Requirement: Reproduce each line of the material exactly, minus any picture.

Data records:
============================================================

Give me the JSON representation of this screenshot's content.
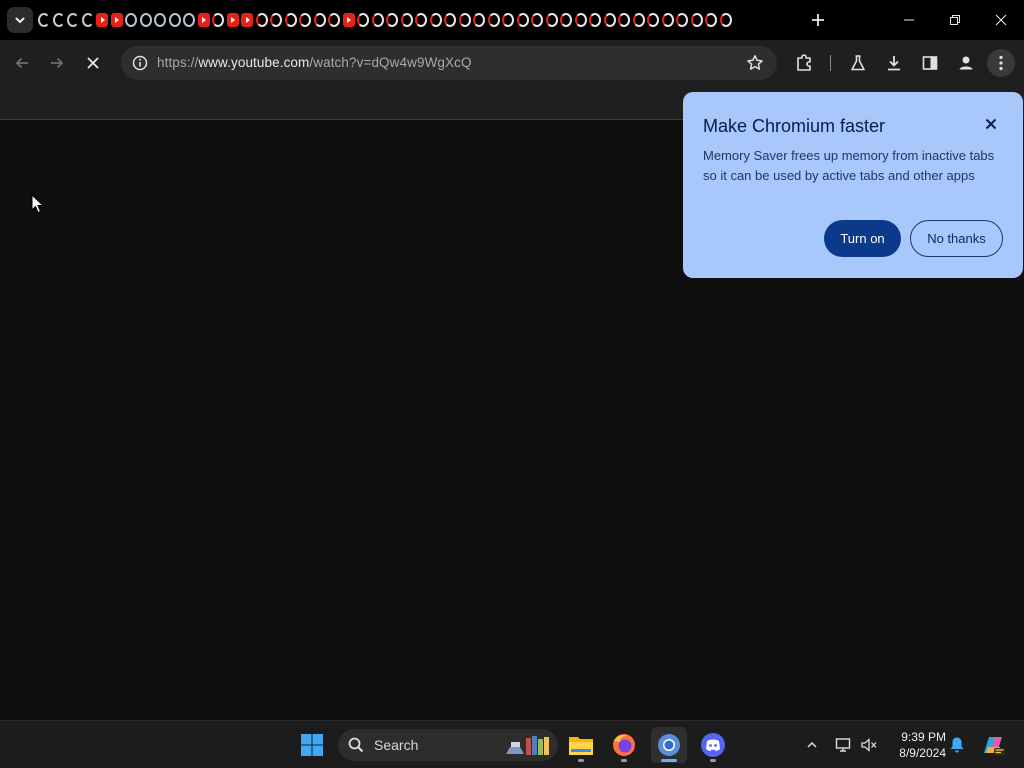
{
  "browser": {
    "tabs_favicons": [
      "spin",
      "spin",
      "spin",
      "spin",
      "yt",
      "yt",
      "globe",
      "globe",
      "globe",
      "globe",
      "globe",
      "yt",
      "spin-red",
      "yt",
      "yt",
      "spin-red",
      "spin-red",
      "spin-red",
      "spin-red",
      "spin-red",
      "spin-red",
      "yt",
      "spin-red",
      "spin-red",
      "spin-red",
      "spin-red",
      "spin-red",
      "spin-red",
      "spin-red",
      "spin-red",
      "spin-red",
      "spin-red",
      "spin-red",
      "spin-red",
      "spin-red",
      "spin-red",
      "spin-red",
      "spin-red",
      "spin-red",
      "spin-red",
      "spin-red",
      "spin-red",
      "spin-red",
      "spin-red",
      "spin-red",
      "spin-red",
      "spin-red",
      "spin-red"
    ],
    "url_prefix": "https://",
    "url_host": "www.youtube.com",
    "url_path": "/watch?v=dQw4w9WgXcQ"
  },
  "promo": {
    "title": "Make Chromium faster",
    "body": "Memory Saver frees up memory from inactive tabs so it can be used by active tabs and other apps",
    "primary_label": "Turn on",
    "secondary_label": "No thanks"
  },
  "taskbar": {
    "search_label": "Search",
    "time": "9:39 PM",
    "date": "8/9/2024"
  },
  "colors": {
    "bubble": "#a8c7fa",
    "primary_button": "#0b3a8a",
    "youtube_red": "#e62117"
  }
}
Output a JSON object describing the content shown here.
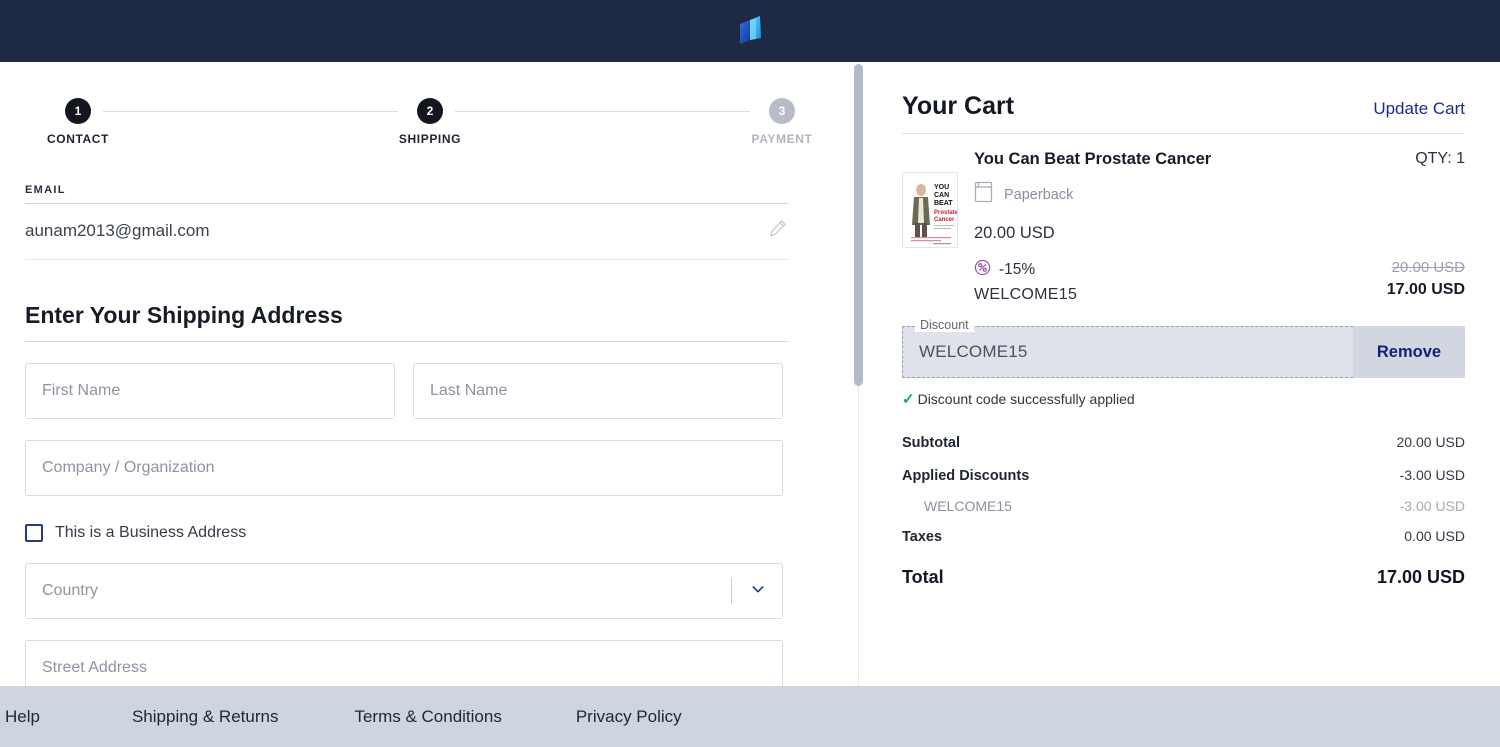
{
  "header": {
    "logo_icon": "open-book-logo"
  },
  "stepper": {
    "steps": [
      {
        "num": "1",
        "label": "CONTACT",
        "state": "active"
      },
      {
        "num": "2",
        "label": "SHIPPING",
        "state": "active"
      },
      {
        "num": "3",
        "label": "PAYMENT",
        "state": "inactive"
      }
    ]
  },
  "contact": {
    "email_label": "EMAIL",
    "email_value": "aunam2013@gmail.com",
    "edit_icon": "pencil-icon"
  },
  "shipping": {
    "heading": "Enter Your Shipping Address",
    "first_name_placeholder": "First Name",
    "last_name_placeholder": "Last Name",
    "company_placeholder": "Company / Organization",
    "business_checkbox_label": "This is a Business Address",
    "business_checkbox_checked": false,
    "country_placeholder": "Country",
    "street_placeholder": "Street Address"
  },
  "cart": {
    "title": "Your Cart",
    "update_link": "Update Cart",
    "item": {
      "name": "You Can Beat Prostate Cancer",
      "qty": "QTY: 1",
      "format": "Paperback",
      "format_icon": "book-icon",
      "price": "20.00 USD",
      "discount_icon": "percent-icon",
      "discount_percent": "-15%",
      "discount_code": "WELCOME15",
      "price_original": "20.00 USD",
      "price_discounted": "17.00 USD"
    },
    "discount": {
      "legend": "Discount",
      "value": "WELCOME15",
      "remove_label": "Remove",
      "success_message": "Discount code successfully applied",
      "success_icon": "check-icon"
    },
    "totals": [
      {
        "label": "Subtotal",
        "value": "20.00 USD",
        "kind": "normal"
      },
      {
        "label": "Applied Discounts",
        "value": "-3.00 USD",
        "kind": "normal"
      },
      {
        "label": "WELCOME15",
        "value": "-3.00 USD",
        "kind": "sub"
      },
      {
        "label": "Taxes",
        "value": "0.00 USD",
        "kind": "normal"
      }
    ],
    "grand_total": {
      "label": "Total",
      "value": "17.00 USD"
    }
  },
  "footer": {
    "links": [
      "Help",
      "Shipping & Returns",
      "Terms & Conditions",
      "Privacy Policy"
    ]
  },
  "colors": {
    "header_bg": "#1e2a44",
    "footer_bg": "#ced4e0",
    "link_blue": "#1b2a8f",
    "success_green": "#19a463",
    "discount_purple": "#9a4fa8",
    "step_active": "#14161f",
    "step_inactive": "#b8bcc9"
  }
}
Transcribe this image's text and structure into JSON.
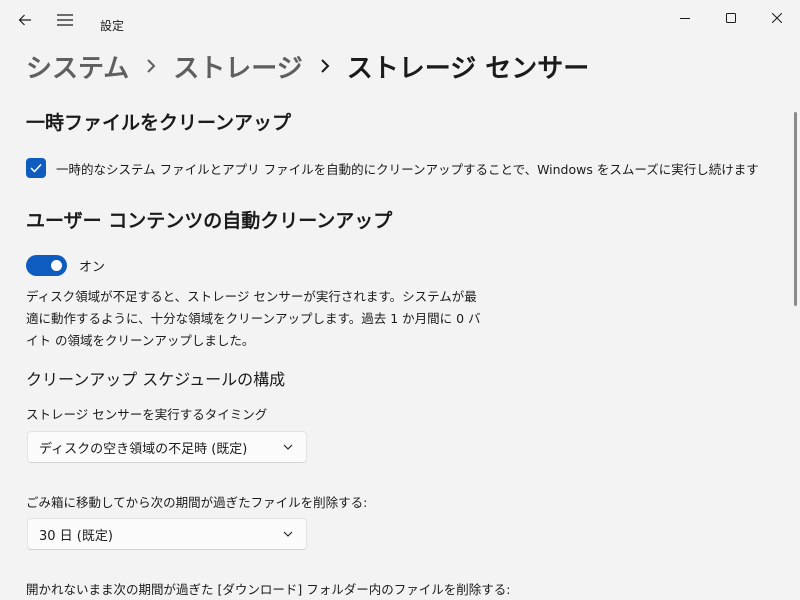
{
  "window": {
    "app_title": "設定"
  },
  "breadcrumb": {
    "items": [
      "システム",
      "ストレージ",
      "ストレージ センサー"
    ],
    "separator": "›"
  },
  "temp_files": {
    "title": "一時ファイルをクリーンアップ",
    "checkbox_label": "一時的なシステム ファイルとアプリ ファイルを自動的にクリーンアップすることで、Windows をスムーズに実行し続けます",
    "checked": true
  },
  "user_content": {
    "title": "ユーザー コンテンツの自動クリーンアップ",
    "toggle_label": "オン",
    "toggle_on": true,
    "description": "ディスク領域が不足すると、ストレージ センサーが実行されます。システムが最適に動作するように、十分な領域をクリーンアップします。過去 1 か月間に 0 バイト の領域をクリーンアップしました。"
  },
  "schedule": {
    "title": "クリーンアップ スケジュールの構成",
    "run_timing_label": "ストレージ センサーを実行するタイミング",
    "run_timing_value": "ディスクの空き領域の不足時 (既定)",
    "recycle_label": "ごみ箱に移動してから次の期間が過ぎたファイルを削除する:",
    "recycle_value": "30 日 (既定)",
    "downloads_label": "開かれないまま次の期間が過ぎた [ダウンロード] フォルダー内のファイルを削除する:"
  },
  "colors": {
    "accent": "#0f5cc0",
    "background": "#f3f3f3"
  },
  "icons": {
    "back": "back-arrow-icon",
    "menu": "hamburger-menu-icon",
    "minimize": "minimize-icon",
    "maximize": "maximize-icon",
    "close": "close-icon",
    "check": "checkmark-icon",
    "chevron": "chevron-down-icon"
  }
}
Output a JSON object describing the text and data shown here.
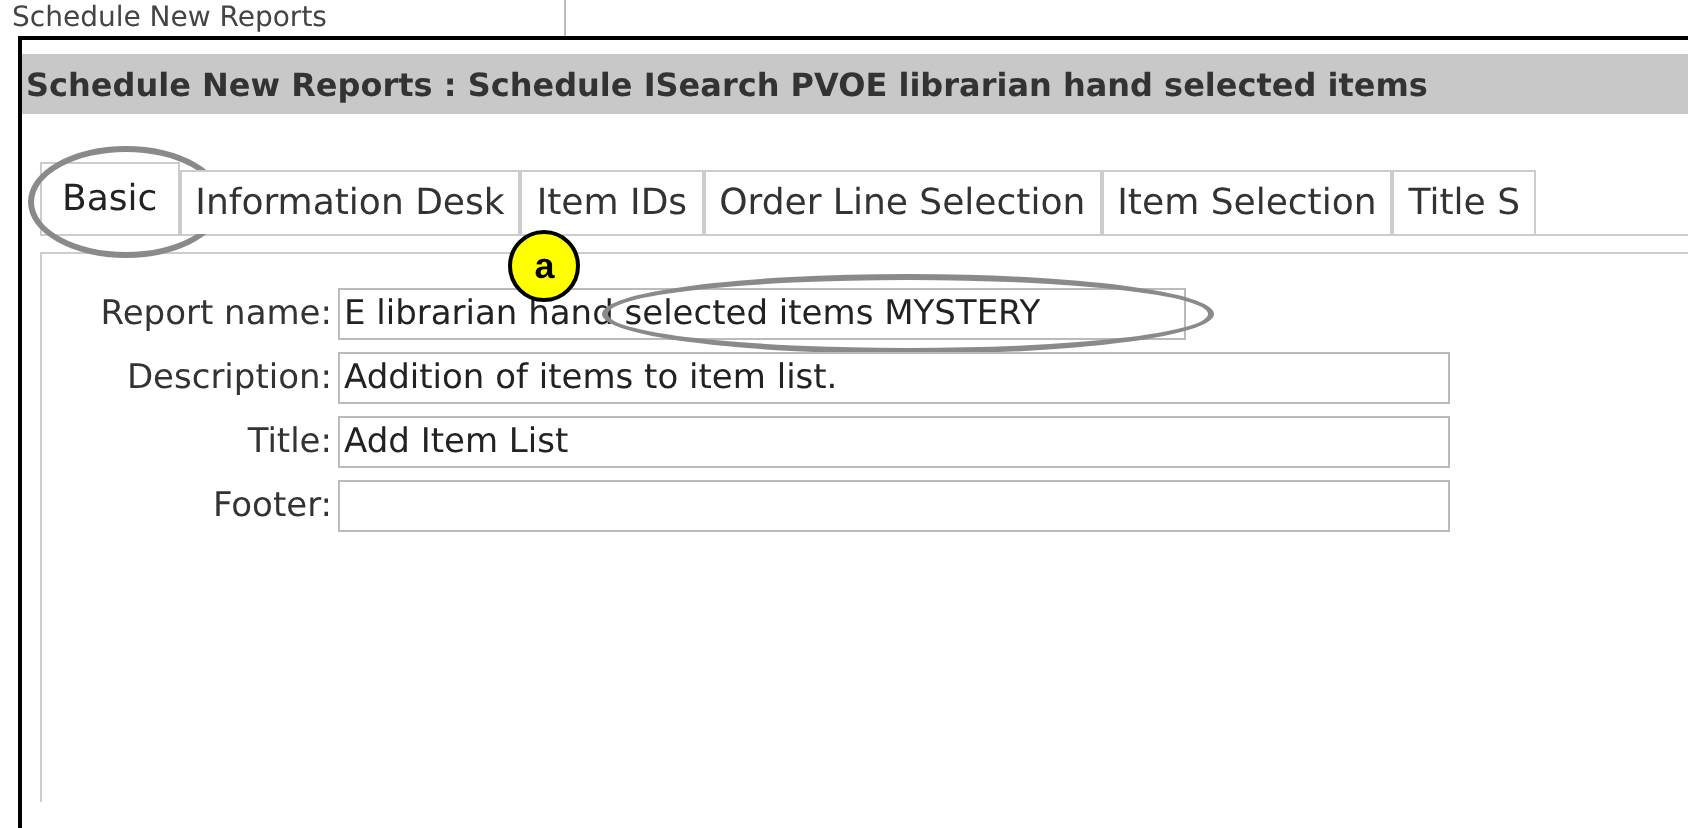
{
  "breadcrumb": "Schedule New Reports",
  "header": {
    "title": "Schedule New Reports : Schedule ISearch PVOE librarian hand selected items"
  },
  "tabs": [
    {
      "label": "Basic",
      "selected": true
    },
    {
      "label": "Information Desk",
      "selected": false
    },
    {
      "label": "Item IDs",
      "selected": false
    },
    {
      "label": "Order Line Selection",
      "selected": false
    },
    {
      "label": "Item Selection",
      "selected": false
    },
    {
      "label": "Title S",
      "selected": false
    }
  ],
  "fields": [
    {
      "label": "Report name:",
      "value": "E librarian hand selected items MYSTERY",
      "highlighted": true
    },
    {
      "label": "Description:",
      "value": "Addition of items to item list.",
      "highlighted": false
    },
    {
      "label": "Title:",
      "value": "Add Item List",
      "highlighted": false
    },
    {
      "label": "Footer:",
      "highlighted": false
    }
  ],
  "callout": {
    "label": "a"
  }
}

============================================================

Solution to the problem:
Give me the JSON representation of this screenshot's content.
{
  "browser": {
    "tabs_favicons": [
      "spin",
      "spin",
      "spin",
      "spin",
      "yt",
      "yt",
      "globe",
      "globe",
      "globe",
      "globe",
      "globe",
      "yt",
      "spin-red",
      "yt",
      "yt",
      "spin-red",
      "spin-red",
      "spin-red",
      "spin-red",
      "spin-red",
      "spin-red",
      "yt",
      "spin-red",
      "spin-red",
      "spin-red",
      "spin-red",
      "spin-red",
      "spin-red",
      "spin-red",
      "spin-red",
      "spin-red",
      "spin-red",
      "spin-red",
      "spin-red",
      "spin-red",
      "spin-red",
      "spin-red",
      "spin-red",
      "spin-red",
      "spin-red",
      "spin-red",
      "spin-red",
      "spin-red",
      "spin-red",
      "spin-red",
      "spin-red",
      "spin-red",
      "spin-red"
    ],
    "url_prefix": "https://",
    "url_host": "www.youtube.com",
    "url_path": "/watch?v=dQw4w9WgXcQ"
  },
  "promo": {
    "title": "Make Chromium faster",
    "body": "Memory Saver frees up memory from inactive tabs so it can be used by active tabs and other apps",
    "primary_label": "Turn on",
    "secondary_label": "No thanks"
  },
  "taskbar": {
    "search_label": "Search",
    "time": "9:39 PM",
    "date": "8/9/2024"
  },
  "colors": {
    "bubble": "#a8c7fa",
    "primary_button": "#0b3a8a",
    "youtube_red": "#e62117"
  }
}
Output a JSON object describing the content shown here.
{
  "header": {
    "logo_icon": "open-book-logo"
  },
  "stepper": {
    "steps": [
      {
        "num": "1",
        "label": "CONTACT",
        "state": "active"
      },
      {
        "num": "2",
        "label": "SHIPPING",
        "state": "active"
      },
      {
        "num": "3",
        "label": "PAYMENT",
        "state": "inactive"
      }
    ]
  },
  "contact": {
    "email_label": "EMAIL",
    "email_value": "aunam2013@gmail.com",
    "edit_icon": "pencil-icon"
  },
  "shipping": {
    "heading": "Enter Your Shipping Address",
    "first_name_placeholder": "First Name",
    "last_name_placeholder": "Last Name",
    "company_placeholder": "Company / Organization",
    "business_checkbox_label": "This is a Business Address",
    "business_checkbox_checked": false,
    "country_placeholder": "Country",
    "street_placeholder": "Street Address"
  },
  "cart": {
    "title": "Your Cart",
    "update_link": "Update Cart",
    "item": {
      "name": "You Can Beat Prostate Cancer",
      "qty": "QTY: 1",
      "format": "Paperback",
      "format_icon": "book-icon",
      "price": "20.00 USD",
      "discount_icon": "percent-icon",
      "discount_percent": "-15%",
      "discount_code": "WELCOME15",
      "price_original": "20.00 USD",
      "price_discounted": "17.00 USD"
    },
    "discount": {
      "legend": "Discount",
      "value": "WELCOME15",
      "remove_label": "Remove",
      "success_message": "Discount code successfully applied",
      "success_icon": "check-icon"
    },
    "totals": [
      {
        "label": "Subtotal",
        "value": "20.00 USD",
        "kind": "normal"
      },
      {
        "label": "Applied Discounts",
        "value": "-3.00 USD",
        "kind": "normal"
      },
      {
        "label": "WELCOME15",
        "value": "-3.00 USD",
        "kind": "sub"
      },
      {
        "label": "Taxes",
        "value": "0.00 USD",
        "kind": "normal"
      }
    ],
    "grand_total": {
      "label": "Total",
      "value": "17.00 USD"
    }
  },
  "footer": {
    "links": [
      "Help",
      "Shipping & Returns",
      "Terms & Conditions",
      "Privacy Policy"
    ]
  },
  "colors": {
    "header_bg": "#1e2a44",
    "footer_bg": "#ced4e0",
    "link_blue": "#1b2a8f",
    "success_green": "#19a463",
    "discount_purple": "#9a4fa8",
    "step_active": "#14161f",
    "step_inactive": "#b8bcc9"
  }
}
Transcribe this image's text and structure into JSON.
{
  "window": {
    "app_title": "設定"
  },
  "breadcrumb": {
    "items": [
      "システム",
      "ストレージ",
      "ストレージ センサー"
    ],
    "separator": "›"
  },
  "temp_files": {
    "title": "一時ファイルをクリーンアップ",
    "checkbox_label": "一時的なシステム ファイルとアプリ ファイルを自動的にクリーンアップすることで、Windows をスムーズに実行し続けます",
    "checked": true
  },
  "user_content": {
    "title": "ユーザー コンテンツの自動クリーンアップ",
    "toggle_label": "オン",
    "toggle_on": true,
    "description": "ディスク領域が不足すると、ストレージ センサーが実行されます。システムが最適に動作するように、十分な領域をクリーンアップします。過去 1 か月間に 0 バイト の領域をクリーンアップしました。"
  },
  "schedule": {
    "title": "クリーンアップ スケジュールの構成",
    "run_timing_label": "ストレージ センサーを実行するタイミング",
    "run_timing_value": "ディスクの空き領域の不足時 (既定)",
    "recycle_label": "ごみ箱に移動してから次の期間が過ぎたファイルを削除する:",
    "recycle_value": "30 日 (既定)",
    "downloads_label": "開かれないまま次の期間が過ぎた [ダウンロード] フォルダー内のファイルを削除する:"
  },
  "colors": {
    "accent": "#0f5cc0",
    "background": "#f3f3f3"
  },
  "icons": {
    "back": "back-arrow-icon",
    "menu": "hamburger-menu-icon",
    "minimize": "minimize-icon",
    "maximize": "maximize-icon",
    "close": "close-icon",
    "check": "checkmark-icon",
    "chevron": "chevron-down-icon"
  }
}
Output a JSON object describing the text and data shown here.
{
  "breadcrumb": "Schedule New Reports",
  "header": {
    "title": "Schedule New Reports : Schedule ISearch PVOE librarian hand selected items"
  },
  "tabs": [
    {
      "label": "Basic",
      "selected": true
    },
    {
      "label": "Information Desk",
      "selected": false
    },
    {
      "label": "Item IDs",
      "selected": false
    },
    {
      "label": "Order Line Selection",
      "selected": false
    },
    {
      "label": "Item Selection",
      "selected": false
    },
    {
      "label": "Title S",
      "selected": false
    }
  ],
  "fields": [
    {
      "label": "Report name:",
      "value": "E librarian hand selected items MYSTERY",
      "highlighted": true
    },
    {
      "label": "Description:",
      "value": "Addition of items to item list.",
      "highlighted": false
    },
    {
      "label": "Title:",
      "value": "Add Item List",
      "highlighted": false
    },
    {
      "label": "Footer:",
      "highlighted": false
    }
  ],
  "callout": {
    "label": "a"
  }
}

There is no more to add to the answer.